By this point, I was really just in this for distance, regardless of how I reached it. I ran all the way back to the walking path and didn't want to head home. So I headed west a bit through some more neighborhood streets. Before I knew it, I was virtually flying. Once I hit mile 4, I felt like I had wings on my feet and the Black Eyed Peas helped me push myself through my fastest mile of the morning. At one point I looked at the Garmin and the number in the pace block started with a 7 and I felt that high, that excitement, that awesome feeling of achievement. It was the best part of the whole run.
I tried to get to the 8K distance beating my PR of 44:24 from the Shamrock Shuffle. I tried. Here's where this whole running thing gets mental, though. After seeing how far I'd gone, how fast I'd gone, and looking at what was before me (a 3/4 mile path dotted with goose poop and Sunday walkers), my brain started to talk to me. I set milestones. "Just get to that garbage can", "make it to that large crack in the pavement", "you can get to the bend up ahead". Then I'd look at the Garmin. 4.54.....4.63......4.72.....4.80.....4.85.....just...a....little.....bit...farther......
Honestly, when I know how fast I'm going, how much farther 'til my goal, and how much I've got behind me, it messes with my head. Big time. I can't stand that. I finally walked at 4.87-ish and completed an 8K distance some time after 45 minutes. By then, I didn't care what the damn watch said. I know I can do it. I can go that far. I can run that fast. I can get there when I damn well please.
With the 3/4 path before me, and another mile or so to get back home, I knew I'd go as *far* as I set out to, and it didn't matter how long it took me. So I ran some more. Just some. After that mile 4, I'd kind of done more than I'd expected of myself. Then it happened. The IT bands made themselves known. Aw crap!
I hobbled bits of the walking path, trying not to look like Frankenstein dragging one leg behind me. This was craptastic.
I finished the path and ran to the busy intersection, and then stopped at some green utility thing sticking out of the ground and stretched the leg. I gave it some time, rather than rushing through, and it did seem to feel better.
That last mile home, bands screaming, wasn't my best. It was worlds away from the 4th mile. That didn't matter. After walking about 1/4 of it, I decided to just suck it up and do my best to jog/run slow/do anything but walk the rest of the way home. And that's just what I did. At about 8:45/mile. Dude. Really.
I normally turn the corner to my street and sprint past the three driveways to mine before throwing my arms in the air and (hopefully) remembering to stop the Garmin. Not this morning. I just ran. It felt good. It felt powerful.

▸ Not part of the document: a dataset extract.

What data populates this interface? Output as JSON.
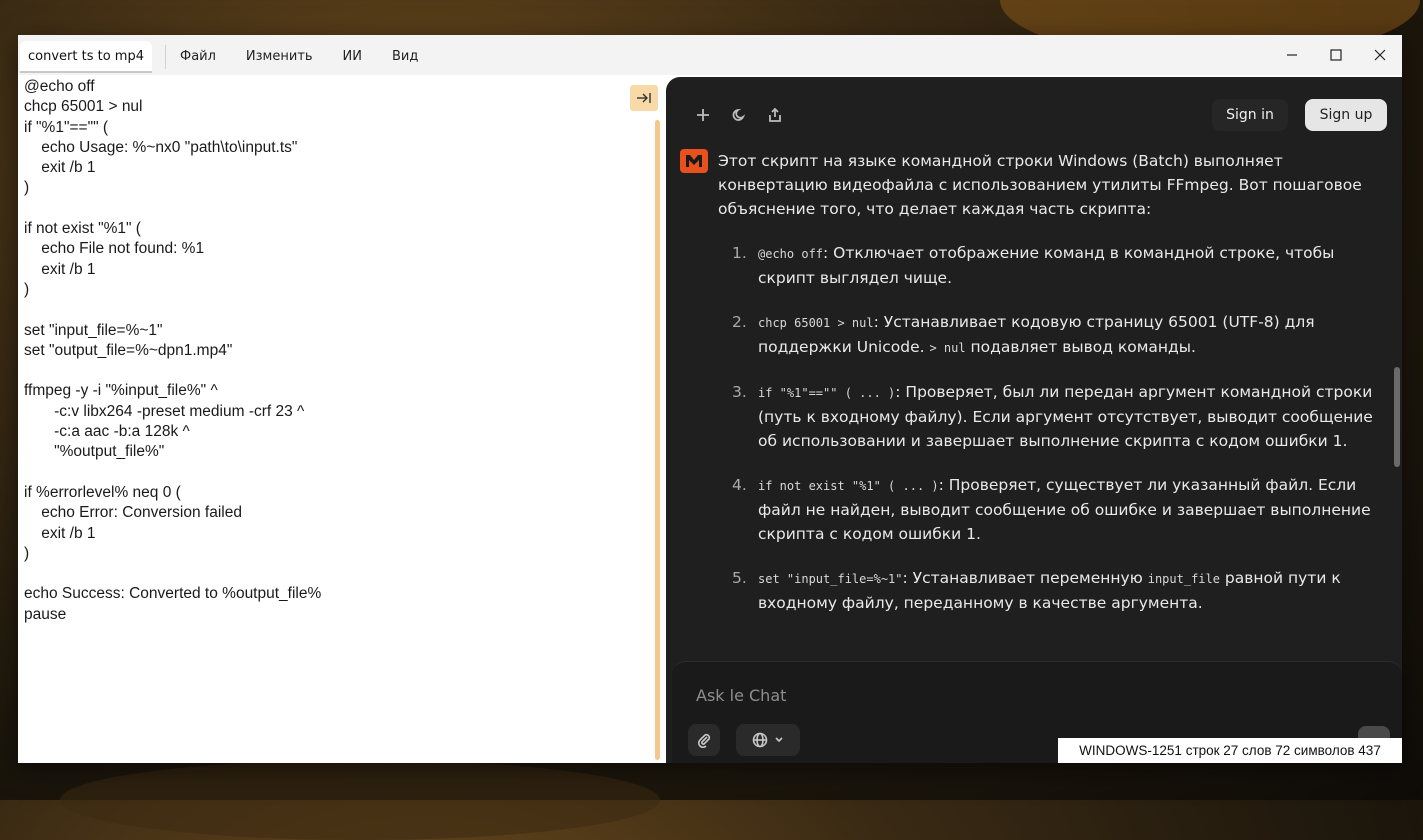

I passed my driveway and remembered to stop the Garmin. The time said 1:07:16. The distance was 6.47 miles. I had officially run longer than ever before, feeling better than ever before, and feeling proud of myself for it. After being in a total funk this week, only getting one run in during the week, I really didn't set out this morning thinking I'd get that far. But I did. And it felt great.

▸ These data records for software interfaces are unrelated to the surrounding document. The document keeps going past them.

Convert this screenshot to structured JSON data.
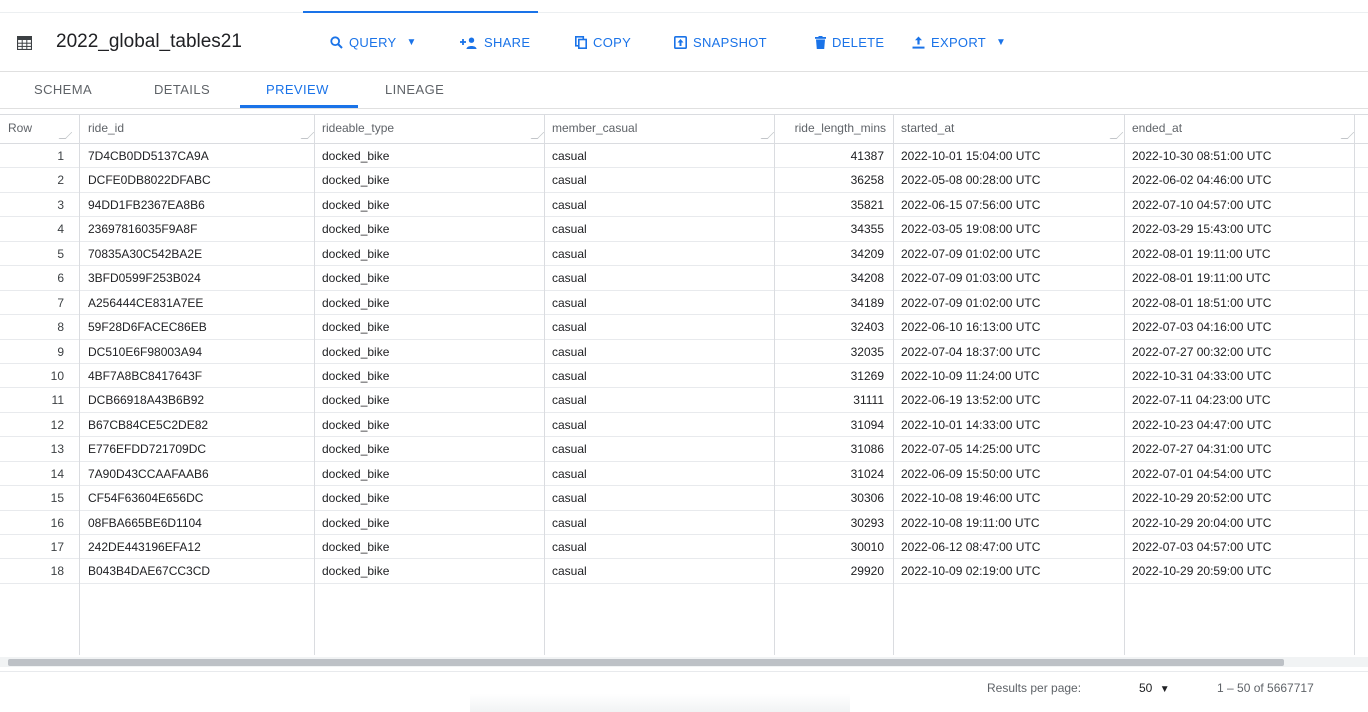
{
  "header": {
    "title": "2022_global_tables21",
    "toolbar": [
      {
        "id": "query",
        "label": "QUERY",
        "icon": "search-icon",
        "dropdown": true
      },
      {
        "id": "share",
        "label": "SHARE",
        "icon": "person-add-icon",
        "dropdown": false
      },
      {
        "id": "copy",
        "label": "COPY",
        "icon": "copy-icon",
        "dropdown": false
      },
      {
        "id": "snapshot",
        "label": "SNAPSHOT",
        "icon": "snapshot-icon",
        "dropdown": false
      },
      {
        "id": "delete",
        "label": "DELETE",
        "icon": "trash-icon",
        "dropdown": false
      },
      {
        "id": "export",
        "label": "EXPORT",
        "icon": "export-icon",
        "dropdown": true
      }
    ]
  },
  "tabs": [
    {
      "label": "SCHEMA",
      "active": false
    },
    {
      "label": "DETAILS",
      "active": false
    },
    {
      "label": "PREVIEW",
      "active": true
    },
    {
      "label": "LINEAGE",
      "active": false
    }
  ],
  "table": {
    "columns": [
      "Row",
      "ride_id",
      "rideable_type",
      "member_casual",
      "ride_length_mins",
      "started_at",
      "ended_at"
    ],
    "rows": [
      [
        "1",
        "7D4CB0DD5137CA9A",
        "docked_bike",
        "casual",
        "41387",
        "2022-10-01 15:04:00 UTC",
        "2022-10-30 08:51:00 UTC"
      ],
      [
        "2",
        "DCFE0DB8022DFABC",
        "docked_bike",
        "casual",
        "36258",
        "2022-05-08 00:28:00 UTC",
        "2022-06-02 04:46:00 UTC"
      ],
      [
        "3",
        "94DD1FB2367EA8B6",
        "docked_bike",
        "casual",
        "35821",
        "2022-06-15 07:56:00 UTC",
        "2022-07-10 04:57:00 UTC"
      ],
      [
        "4",
        "23697816035F9A8F",
        "docked_bike",
        "casual",
        "34355",
        "2022-03-05 19:08:00 UTC",
        "2022-03-29 15:43:00 UTC"
      ],
      [
        "5",
        "70835A30C542BA2E",
        "docked_bike",
        "casual",
        "34209",
        "2022-07-09 01:02:00 UTC",
        "2022-08-01 19:11:00 UTC"
      ],
      [
        "6",
        "3BFD0599F253B024",
        "docked_bike",
        "casual",
        "34208",
        "2022-07-09 01:03:00 UTC",
        "2022-08-01 19:11:00 UTC"
      ],
      [
        "7",
        "A256444CE831A7EE",
        "docked_bike",
        "casual",
        "34189",
        "2022-07-09 01:02:00 UTC",
        "2022-08-01 18:51:00 UTC"
      ],
      [
        "8",
        "59F28D6FACEC86EB",
        "docked_bike",
        "casual",
        "32403",
        "2022-06-10 16:13:00 UTC",
        "2022-07-03 04:16:00 UTC"
      ],
      [
        "9",
        "DC510E6F98003A94",
        "docked_bike",
        "casual",
        "32035",
        "2022-07-04 18:37:00 UTC",
        "2022-07-27 00:32:00 UTC"
      ],
      [
        "10",
        "4BF7A8BC8417643F",
        "docked_bike",
        "casual",
        "31269",
        "2022-10-09 11:24:00 UTC",
        "2022-10-31 04:33:00 UTC"
      ],
      [
        "11",
        "DCB66918A43B6B92",
        "docked_bike",
        "casual",
        "31111",
        "2022-06-19 13:52:00 UTC",
        "2022-07-11 04:23:00 UTC"
      ],
      [
        "12",
        "B67CB84CE5C2DE82",
        "docked_bike",
        "casual",
        "31094",
        "2022-10-01 14:33:00 UTC",
        "2022-10-23 04:47:00 UTC"
      ],
      [
        "13",
        "E776EFDD721709DC",
        "docked_bike",
        "casual",
        "31086",
        "2022-07-05 14:25:00 UTC",
        "2022-07-27 04:31:00 UTC"
      ],
      [
        "14",
        "7A90D43CCAAFAAB6",
        "docked_bike",
        "casual",
        "31024",
        "2022-06-09 15:50:00 UTC",
        "2022-07-01 04:54:00 UTC"
      ],
      [
        "15",
        "CF54F63604E656DC",
        "docked_bike",
        "casual",
        "30306",
        "2022-10-08 19:46:00 UTC",
        "2022-10-29 20:52:00 UTC"
      ],
      [
        "16",
        "08FBA665BE6D1104",
        "docked_bike",
        "casual",
        "30293",
        "2022-10-08 19:11:00 UTC",
        "2022-10-29 20:04:00 UTC"
      ],
      [
        "17",
        "242DE443196EFA12",
        "docked_bike",
        "casual",
        "30010",
        "2022-06-12 08:47:00 UTC",
        "2022-07-03 04:57:00 UTC"
      ],
      [
        "18",
        "B043B4DAE67CC3CD",
        "docked_bike",
        "casual",
        "29920",
        "2022-10-09 02:19:00 UTC",
        "2022-10-29 20:59:00 UTC"
      ]
    ]
  },
  "footer": {
    "results_per_page_label": "Results per page:",
    "results_per_page_value": "50",
    "range": "1 – 50 of 5667717"
  },
  "colors": {
    "accent": "#1a73e8",
    "text": "#202124",
    "muted": "#5f6368",
    "border": "#dadce0"
  }
}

I got inside and was greeted by Ethel's toothless smile, eyes beaming, telling me, "Come look at the dining room table, Mommy!". She had put all the Mother's Day cards she and Fred made me, as well as the potted marigold she planted for me, on the dining room table. She included three beautiful pictures she'd drawn for me while I was out.
|I love you|
|You are best|
|You are pritty|
I didn't think I could smile bigger than I did after this morning's run. But I did. I love that little girl.
*Names have been changed because that's what you do when you talk about people on the internet.